  • 1/2 teaspoon red pepper flakes
  • 1 (28-ounce) can diced tomato, drained, 1/3 cup juices reserved (see note)
  • 1/4 cup dry white wine
  • 2 tablespoons coarsely chopped fresh parsley leaves
  • 6 ounces feta cheese, crumbled (about 1½ cups) (see note)
  • 2 tablespoons chopped fresh dill leaves

Instructions

  1. 1. Toss shrimp, 1 tablespoon oil, 1 tablespoon ouzo, 1 teaspoon garlic, lemon zest, 1/4 teaspoon salt, and 1/8 teaspoon black pepper in small bowl until well combined. Set aside while preparing sauce.

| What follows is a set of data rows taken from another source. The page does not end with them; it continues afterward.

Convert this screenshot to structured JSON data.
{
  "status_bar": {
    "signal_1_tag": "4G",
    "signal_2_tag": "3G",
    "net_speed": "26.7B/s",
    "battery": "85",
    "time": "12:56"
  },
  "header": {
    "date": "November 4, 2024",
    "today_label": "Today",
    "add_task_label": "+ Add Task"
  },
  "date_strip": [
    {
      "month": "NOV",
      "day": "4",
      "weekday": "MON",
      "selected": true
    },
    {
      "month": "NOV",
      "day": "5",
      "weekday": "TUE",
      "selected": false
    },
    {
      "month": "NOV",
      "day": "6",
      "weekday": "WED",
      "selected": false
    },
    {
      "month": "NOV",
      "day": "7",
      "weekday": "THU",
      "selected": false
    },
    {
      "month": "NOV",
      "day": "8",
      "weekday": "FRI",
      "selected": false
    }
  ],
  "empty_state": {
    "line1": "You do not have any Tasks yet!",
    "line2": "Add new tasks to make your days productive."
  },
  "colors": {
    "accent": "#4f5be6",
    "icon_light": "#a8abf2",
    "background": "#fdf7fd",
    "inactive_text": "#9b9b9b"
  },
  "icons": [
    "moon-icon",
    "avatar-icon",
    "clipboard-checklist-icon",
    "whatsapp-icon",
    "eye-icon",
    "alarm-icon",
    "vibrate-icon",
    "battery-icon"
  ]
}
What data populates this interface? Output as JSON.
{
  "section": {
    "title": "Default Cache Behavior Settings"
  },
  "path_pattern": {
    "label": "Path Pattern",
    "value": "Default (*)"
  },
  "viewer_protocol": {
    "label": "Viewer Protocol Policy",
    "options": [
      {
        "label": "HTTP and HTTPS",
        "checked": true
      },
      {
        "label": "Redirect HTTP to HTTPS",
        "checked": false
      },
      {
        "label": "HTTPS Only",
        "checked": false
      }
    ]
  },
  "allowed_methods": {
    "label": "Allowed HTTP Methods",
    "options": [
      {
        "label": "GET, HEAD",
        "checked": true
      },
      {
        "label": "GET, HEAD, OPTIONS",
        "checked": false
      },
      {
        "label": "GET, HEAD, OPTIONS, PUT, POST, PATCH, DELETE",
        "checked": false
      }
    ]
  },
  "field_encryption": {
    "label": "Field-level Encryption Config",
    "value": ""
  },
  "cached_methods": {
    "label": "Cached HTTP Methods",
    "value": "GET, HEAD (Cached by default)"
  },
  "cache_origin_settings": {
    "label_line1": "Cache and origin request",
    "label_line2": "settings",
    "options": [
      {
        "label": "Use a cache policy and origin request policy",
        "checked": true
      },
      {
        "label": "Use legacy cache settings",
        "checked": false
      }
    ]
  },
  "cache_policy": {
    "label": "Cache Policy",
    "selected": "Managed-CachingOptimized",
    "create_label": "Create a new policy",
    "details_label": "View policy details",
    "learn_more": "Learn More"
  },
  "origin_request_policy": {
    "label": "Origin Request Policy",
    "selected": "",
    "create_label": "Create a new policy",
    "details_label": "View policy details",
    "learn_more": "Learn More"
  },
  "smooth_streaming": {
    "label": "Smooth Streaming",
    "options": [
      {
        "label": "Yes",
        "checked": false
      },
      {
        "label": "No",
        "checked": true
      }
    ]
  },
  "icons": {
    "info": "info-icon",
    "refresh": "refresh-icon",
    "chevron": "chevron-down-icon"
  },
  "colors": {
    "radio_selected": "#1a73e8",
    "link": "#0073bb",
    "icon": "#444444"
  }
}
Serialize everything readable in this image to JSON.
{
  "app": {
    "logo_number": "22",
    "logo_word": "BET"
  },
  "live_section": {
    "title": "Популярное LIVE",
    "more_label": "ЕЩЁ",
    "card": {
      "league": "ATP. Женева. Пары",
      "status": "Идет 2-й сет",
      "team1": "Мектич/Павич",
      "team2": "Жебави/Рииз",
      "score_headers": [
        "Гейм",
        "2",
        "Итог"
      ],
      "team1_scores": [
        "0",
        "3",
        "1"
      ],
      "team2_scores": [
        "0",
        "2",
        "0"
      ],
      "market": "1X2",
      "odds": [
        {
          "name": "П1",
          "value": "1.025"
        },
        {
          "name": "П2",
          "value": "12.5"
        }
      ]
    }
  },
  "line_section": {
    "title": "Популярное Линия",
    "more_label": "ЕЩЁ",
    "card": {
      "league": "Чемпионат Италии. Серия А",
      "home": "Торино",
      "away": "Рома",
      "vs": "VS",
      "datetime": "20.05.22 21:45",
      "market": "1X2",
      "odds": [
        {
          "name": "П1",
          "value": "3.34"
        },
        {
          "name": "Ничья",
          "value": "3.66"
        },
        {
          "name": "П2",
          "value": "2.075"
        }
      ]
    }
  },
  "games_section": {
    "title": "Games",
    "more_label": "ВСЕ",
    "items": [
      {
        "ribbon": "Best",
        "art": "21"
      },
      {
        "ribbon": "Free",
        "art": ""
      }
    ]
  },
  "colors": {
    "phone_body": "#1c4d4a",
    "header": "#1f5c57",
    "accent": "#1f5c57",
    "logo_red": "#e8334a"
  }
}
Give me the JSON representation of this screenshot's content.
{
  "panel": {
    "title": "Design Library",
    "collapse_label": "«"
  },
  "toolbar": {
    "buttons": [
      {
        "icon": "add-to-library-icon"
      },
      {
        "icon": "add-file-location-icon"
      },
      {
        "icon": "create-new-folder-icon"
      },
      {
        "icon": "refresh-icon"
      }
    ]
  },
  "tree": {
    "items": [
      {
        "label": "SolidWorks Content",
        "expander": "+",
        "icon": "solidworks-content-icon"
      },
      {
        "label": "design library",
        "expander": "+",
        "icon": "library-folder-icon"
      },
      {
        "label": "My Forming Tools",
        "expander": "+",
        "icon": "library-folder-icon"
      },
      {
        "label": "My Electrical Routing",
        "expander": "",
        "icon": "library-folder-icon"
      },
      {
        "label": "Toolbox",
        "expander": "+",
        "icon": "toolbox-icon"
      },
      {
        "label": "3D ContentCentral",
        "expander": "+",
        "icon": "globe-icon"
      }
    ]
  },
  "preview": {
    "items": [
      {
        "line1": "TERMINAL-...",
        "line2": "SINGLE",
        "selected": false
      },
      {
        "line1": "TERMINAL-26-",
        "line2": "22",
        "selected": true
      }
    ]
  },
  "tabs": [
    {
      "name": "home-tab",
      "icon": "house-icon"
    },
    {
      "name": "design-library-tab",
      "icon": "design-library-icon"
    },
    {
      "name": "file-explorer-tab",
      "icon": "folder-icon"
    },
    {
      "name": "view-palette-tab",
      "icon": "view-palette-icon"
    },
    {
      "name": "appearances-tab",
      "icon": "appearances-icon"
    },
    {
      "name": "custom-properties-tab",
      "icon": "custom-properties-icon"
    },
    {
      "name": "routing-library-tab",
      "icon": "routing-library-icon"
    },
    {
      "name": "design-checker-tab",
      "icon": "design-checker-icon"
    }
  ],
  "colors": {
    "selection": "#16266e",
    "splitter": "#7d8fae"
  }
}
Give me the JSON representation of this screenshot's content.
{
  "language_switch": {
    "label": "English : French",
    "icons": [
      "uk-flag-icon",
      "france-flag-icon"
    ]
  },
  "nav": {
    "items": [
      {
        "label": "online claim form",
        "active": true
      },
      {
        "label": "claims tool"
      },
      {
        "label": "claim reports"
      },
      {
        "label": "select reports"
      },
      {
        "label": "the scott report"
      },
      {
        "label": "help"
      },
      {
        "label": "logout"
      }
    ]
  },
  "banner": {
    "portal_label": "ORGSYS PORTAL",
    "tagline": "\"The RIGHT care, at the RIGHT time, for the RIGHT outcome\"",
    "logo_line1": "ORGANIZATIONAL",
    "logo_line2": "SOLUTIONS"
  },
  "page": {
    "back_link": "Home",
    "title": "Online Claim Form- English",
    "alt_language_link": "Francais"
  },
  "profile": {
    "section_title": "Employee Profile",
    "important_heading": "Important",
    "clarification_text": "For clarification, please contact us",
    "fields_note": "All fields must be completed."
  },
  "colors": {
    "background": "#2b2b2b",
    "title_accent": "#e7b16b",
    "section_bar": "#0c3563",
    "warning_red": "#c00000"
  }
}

    2. Heat 2 tablespoons oil in 12-inch skillet over medium heat until shimmering. Add onion, red and green bell pepper, and 1/4 teaspoon salt and stir to combine. Cover skillet and cook, stirring occasionally, until vegetables release their moisture, 3 to 5 minutes. Uncover and continue to cook, stirring occasionally, until moisture cooks off and vegetables have softened, about 5 minutes longer. Add remaining 4 teaspoons garlic and red pepper flakes and cook until fragrant, about 1 minute. Add tomatoes and reserved juice, wine, and remaining 2 tablespoons ouzo; increase heat to medium-high and bring to simmer. Reduce heat to medium and simmer, stirring occasionally, until flavors have melded and sauce is slightly thickened (sauce should not be completely dry), 5 to 8 minutes. Stir in parsley and season to taste with salt and pepper.

    3. Reduce heat to medium-low and add shrimp along with any accumulated liquid to pan; stir to coat and distribute evenly. Cover and cook, stirring occasionally, until shrimp are opaque throughout, 6 to 9 minutes for extra-large or 7 to 11 minutes for jumbo, adjusting heat as needed to maintain bare simmer. Remove pan from heat and sprinkle evenly with feta. Drizzle remaining tablespoon oil evenly over top and sprinkle with dill. Serve immediately.

Technique

No Ouzo?

Ouzo, the popular anise-flavored spirit of Greece, lends shrimp saganaki a nuanced flavor that we like. But since ouzo is not in everyone's liquor cabinet, here are two alternatives.

PERNOD

Though slightly sweeter than ouzo, this French anise-flavored liqueur is the next best thing.

VODKA + ANISE SEEDOne tablespoon of vodka...

...plus 1/8 teaspoon of anise seed makes for a fine substitute for 1 tablespoon of ouzo.

In My Favorites
Please Wait…
Remove Favorite
Add to custom collection